Quote of the Day
Amateurs practice until they get it right. Professionals practice until they can’t get it wrong.
— Special Operations Credo. I hear doctors say something similar. It is true in Engineering and Software as well. For a professional, it is about far more than getting things right – that is a given. It is about having personal processes that reduce the possibility of mistakes and ensure that you can handle any contingency that might arise.
I was on the phone this morning with a coworker who lives in California, about 150 miles south of the Oroville dam (Figure 1). This dam has recently been in the news because of concerns that spillway erosion could cause a dam failure. At one point, nearly 200K people were evacuated from the potential flood zone.
My coworker was quite familiar with the situation in Oroville, and he mentioned that warnings had been given in years past that this situation could occur. People are now asking how could something like this occur. I will leave that for the politicians to explain.
I was surprised to hear that the Oroville dam is the tallest dam in the US – I guess I remember hearing as a child that Hoover Dam was the tallest – it is now second tallest after Oroville. This got me curious as to what are the tallest dams in the US and where they are located. The Wikipedia has an excellent list of the 86 tallest dams in the US. I used Power Query to grab the list and pivot tables to examine the data. For those interested, my source is here.
Figure 2 shows the top 10 tallest dams in the US and their locations. Height is expressed in feet.
I also was curious about when most of these 86 dams were built, which I show in Figure 3. It looks like the 1960s was a big decade for dam building.
I also looked at where the dams were built (Figure 4). By region, the Pacific Contiguous (coast) and Mountain West regions had the largest number of dams by far. I used the US regions as defined by the Department of Energy.

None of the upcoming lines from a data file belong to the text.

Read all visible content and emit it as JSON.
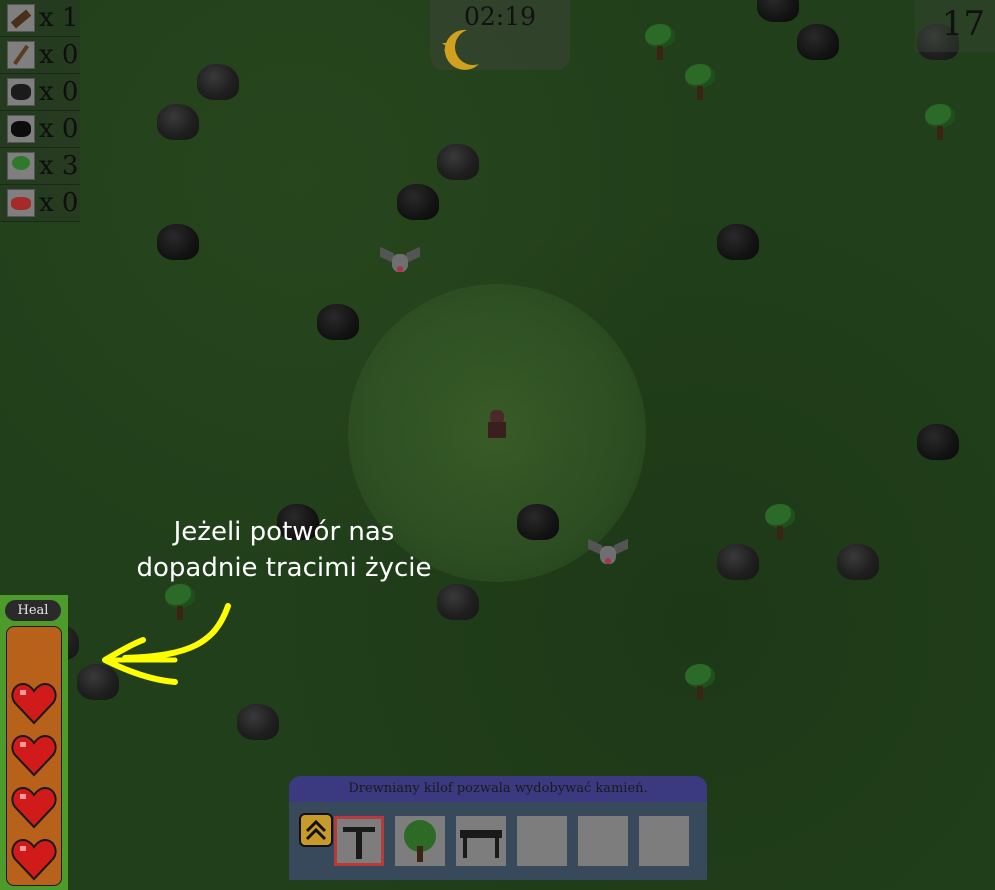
{
  "resources": [
    {
      "icon": "log-icon",
      "count": "x 1"
    },
    {
      "icon": "stick-icon",
      "count": "x 0"
    },
    {
      "icon": "stone-icon",
      "count": "x 0"
    },
    {
      "icon": "coal-icon",
      "count": "x 0"
    },
    {
      "icon": "sapling-icon",
      "count": "x 3"
    },
    {
      "icon": "meat-icon",
      "count": "x 0"
    }
  ],
  "timer": {
    "time": "02:19",
    "phase_icon": "moon-icon"
  },
  "score": "17",
  "annotation": {
    "line1": "Jeżeli potwór nas",
    "line2": "dopadnie tracimi życie"
  },
  "health": {
    "heal_label": "Heal",
    "hearts": 4
  },
  "toolbar": {
    "description": "Drewniany kilof pozwala wydobywać kamień.",
    "slots": [
      "pickaxe-icon",
      "tree-icon",
      "workbench-icon",
      "",
      "",
      ""
    ],
    "selected_slot": 0
  },
  "colors": {
    "grass": "#213f1a",
    "health_panel": "#4d9b2a",
    "hearts_bg": "#b8611a",
    "toolbar": "#37495a",
    "toolbar_header": "#3b3a80",
    "annotation_arrow": "#ffff00"
  }
}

Figure 5 shows that California has the largest number of these tall dams.